They said Europe's economic crisis was fueling the success of parties like Jobbik in Hungary, Golden Dawn in Greece and Svoboda in Ukraine.

Moshe Kantor, the president of the European Jewish Congress, called for strong action by the European Union, charging that governments -- particularly Hungary --were not doing enough to curb these parties' activities and protect minorities.

"Neo-Nazis have been once again legalized in Europe, they are openly sitting in parliaments," said Moshe Kantor, the president of the European Jewish Congress.

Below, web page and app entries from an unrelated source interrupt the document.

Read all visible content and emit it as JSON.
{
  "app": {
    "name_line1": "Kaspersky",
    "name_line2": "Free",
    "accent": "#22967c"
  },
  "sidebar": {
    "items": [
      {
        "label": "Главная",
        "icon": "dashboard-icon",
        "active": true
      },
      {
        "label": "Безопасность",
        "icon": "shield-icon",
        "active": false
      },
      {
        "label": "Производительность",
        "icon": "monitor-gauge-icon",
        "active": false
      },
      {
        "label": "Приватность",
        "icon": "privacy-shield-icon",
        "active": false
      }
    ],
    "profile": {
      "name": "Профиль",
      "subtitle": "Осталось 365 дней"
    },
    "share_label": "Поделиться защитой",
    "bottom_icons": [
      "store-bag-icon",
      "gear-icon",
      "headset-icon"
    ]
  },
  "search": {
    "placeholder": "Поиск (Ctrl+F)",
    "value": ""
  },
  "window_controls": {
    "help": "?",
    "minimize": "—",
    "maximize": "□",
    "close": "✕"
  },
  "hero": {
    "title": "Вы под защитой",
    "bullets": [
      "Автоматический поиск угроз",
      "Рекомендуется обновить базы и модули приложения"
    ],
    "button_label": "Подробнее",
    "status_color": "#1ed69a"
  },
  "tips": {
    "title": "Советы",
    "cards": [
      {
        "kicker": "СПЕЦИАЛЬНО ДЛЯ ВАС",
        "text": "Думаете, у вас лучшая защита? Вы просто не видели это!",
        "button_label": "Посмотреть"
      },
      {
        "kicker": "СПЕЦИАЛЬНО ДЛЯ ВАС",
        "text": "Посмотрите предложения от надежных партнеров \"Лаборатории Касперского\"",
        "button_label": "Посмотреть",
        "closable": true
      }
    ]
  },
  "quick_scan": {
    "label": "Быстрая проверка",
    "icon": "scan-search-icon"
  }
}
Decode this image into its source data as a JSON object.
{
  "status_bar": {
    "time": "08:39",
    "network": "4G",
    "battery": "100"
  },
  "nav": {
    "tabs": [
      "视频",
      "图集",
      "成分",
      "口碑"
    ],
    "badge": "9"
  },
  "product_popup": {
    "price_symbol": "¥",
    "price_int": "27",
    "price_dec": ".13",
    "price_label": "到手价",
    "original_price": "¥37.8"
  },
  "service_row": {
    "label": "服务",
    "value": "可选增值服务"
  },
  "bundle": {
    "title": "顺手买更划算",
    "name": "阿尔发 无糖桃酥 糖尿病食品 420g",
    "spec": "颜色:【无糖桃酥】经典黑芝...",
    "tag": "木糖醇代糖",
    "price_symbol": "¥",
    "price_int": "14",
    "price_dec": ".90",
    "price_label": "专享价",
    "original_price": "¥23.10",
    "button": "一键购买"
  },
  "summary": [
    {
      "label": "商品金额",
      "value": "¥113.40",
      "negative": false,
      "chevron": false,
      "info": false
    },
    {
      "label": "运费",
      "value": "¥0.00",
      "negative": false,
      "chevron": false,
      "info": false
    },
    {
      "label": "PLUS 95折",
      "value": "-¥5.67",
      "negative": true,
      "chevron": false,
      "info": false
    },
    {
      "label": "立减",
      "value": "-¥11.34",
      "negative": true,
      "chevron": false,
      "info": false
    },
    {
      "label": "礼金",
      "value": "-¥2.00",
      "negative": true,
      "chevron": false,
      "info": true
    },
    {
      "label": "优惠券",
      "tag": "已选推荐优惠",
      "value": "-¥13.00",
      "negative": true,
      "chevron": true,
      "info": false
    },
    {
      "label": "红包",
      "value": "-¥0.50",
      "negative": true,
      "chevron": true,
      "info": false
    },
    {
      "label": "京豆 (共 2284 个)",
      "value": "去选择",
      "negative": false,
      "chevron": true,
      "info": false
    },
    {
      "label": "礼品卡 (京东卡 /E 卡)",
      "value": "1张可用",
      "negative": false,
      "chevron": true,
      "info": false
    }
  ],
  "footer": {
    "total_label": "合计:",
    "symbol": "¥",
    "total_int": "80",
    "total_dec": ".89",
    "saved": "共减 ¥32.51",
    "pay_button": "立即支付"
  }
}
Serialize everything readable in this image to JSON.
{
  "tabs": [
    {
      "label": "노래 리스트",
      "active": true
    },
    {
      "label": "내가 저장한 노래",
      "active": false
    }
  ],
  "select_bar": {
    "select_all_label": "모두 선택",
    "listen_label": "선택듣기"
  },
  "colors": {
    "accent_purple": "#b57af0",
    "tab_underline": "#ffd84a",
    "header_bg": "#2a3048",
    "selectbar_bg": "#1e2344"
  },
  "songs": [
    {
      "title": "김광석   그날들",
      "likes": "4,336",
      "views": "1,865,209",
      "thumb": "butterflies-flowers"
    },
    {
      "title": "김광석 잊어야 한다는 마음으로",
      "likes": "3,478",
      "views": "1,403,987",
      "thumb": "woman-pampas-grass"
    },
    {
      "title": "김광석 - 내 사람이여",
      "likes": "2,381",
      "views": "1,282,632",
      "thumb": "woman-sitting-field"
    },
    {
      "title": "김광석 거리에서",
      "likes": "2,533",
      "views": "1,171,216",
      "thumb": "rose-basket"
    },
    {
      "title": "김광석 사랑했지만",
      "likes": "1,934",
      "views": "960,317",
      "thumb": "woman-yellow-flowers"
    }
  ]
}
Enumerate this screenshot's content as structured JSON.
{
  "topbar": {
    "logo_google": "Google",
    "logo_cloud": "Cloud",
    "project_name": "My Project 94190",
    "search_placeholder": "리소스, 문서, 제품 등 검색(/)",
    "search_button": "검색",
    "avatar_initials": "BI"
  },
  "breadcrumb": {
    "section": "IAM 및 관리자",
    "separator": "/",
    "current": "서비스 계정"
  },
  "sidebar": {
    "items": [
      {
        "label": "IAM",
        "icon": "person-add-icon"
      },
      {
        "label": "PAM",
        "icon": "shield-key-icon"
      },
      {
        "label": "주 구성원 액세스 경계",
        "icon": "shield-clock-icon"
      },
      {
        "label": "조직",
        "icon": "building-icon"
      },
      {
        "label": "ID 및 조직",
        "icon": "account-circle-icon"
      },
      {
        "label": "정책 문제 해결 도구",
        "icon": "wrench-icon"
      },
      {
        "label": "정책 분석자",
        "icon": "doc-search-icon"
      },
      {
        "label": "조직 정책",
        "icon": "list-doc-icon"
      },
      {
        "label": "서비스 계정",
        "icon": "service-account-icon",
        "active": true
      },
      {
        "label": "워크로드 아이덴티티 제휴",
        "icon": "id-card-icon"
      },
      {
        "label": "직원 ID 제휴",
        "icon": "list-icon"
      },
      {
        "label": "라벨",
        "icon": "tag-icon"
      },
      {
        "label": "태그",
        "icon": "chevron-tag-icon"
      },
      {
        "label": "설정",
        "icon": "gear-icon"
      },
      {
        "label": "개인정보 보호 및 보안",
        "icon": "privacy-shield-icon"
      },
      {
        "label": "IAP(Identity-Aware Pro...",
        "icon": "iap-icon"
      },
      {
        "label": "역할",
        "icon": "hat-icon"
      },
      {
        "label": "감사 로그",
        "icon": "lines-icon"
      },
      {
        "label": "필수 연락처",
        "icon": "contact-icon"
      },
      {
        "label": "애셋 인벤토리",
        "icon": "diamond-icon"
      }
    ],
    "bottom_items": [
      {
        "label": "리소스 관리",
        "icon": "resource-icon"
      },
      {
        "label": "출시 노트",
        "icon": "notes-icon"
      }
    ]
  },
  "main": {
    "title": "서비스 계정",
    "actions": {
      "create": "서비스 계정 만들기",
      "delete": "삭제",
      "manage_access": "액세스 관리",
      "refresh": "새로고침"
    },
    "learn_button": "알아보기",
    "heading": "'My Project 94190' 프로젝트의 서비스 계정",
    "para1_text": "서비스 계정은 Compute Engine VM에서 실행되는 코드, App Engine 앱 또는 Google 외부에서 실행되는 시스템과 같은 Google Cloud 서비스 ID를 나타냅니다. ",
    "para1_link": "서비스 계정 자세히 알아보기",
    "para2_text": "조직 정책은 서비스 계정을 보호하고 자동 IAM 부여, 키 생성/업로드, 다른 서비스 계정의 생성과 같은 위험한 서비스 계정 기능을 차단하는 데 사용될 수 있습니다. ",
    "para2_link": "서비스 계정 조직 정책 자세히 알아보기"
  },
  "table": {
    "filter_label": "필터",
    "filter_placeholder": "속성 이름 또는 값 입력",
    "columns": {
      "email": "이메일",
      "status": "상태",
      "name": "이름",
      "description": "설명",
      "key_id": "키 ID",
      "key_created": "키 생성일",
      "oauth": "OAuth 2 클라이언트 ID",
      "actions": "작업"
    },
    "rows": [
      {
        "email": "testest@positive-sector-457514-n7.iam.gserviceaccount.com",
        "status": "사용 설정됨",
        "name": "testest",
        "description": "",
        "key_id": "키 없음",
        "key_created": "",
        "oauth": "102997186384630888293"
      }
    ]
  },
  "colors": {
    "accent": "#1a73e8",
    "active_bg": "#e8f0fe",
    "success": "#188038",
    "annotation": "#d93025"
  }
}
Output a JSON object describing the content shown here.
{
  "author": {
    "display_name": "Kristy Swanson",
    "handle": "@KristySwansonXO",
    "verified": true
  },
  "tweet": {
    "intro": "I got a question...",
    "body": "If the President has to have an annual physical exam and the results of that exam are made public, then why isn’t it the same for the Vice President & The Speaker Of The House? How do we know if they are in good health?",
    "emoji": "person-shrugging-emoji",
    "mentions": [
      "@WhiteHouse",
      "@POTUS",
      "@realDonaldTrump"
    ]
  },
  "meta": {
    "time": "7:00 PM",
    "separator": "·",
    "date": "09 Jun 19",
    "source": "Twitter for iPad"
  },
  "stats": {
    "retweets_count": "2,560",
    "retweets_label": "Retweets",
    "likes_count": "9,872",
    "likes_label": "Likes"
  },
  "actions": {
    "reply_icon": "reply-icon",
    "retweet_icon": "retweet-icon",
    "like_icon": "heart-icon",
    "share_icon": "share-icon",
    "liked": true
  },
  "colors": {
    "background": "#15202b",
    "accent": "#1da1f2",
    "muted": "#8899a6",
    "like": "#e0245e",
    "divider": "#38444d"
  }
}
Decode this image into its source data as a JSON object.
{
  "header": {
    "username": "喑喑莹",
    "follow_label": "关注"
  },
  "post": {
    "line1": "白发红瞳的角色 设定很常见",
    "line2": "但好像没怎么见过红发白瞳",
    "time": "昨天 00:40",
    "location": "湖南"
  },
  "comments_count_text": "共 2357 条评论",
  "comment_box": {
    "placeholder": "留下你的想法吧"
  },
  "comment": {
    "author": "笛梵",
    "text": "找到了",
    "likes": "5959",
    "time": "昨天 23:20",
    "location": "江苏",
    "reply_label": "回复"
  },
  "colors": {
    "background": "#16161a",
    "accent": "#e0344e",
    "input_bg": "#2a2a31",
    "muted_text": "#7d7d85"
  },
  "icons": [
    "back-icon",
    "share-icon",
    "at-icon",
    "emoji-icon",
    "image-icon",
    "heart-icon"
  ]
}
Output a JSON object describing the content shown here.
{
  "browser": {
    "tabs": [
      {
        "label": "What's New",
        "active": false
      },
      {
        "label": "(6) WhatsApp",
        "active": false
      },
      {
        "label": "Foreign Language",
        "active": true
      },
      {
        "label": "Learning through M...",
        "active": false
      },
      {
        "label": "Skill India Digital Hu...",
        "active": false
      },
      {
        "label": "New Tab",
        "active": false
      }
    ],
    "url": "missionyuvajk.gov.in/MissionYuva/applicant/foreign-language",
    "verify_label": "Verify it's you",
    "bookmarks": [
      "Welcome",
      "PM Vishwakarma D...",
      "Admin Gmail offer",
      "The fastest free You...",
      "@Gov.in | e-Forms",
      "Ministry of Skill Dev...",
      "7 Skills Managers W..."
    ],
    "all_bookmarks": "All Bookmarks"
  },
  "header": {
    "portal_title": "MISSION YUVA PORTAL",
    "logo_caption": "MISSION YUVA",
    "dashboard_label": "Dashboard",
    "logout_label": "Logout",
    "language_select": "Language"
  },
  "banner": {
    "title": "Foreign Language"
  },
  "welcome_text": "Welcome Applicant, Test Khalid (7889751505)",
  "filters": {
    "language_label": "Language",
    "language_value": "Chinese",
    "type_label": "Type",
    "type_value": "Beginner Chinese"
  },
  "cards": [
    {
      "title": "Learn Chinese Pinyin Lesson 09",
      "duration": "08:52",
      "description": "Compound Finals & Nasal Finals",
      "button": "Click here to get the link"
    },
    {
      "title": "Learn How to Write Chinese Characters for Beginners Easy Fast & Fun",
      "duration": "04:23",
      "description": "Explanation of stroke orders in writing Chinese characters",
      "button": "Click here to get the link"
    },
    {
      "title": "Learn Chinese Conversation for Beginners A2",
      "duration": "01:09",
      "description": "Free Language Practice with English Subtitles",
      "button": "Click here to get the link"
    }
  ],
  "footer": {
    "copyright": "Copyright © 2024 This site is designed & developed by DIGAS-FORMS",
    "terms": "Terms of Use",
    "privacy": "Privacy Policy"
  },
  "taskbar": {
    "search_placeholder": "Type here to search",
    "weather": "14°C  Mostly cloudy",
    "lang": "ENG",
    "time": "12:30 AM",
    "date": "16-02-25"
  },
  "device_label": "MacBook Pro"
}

Golden Dawn swept into Greece's parliament for the first time in June on an anti-immigrant platform. The party rejects the neo-Nazi label but is fond of Nazi literature and references. In Hungary, a Jobbik lawmaker has called for Jews to be screened as potential security risks. The leader of Ukraine's Svoboda denies his party is anti-Semitic but has repeatedly used derogatory terms to refer to Jews.

The report by the university's Center for the Study of Contemporary European Jewry found little correlation between the increase of anti-Semitic attacks and Israel's military operation in Gaza in November. While there was a spike in incidents at the time, it was much smaller in number and intensity than the one that followed the Toulouse attack, said Roni Stauber, the chief researcher on the project.

"This shows that the desire to harm Jews is deeply rooted among extremist Muslims and right-wingers, regardless of events in the Middle East," he said.

The release of the report was timed to coincide with Israel's Holocaust Remembrance Day, which was starting Sunday at sundown.

Jews have been portrayed as scapegoats for hundreds of years in Europe so it is hardly surprising that right wing extremist groups would use these "blame the Jew" tactics to get ahead politically. Most recently, the bank crisis in Cyprus saw many ordinary people carrying signs blaming "Jewish bankers" for their troubles.

The antidote to anti-Semtism is exposing it wherever it rears its head. There are enough people of good faith with good hearts who will rally against hatred and shine the light of truth on those who would use that hate to gain power.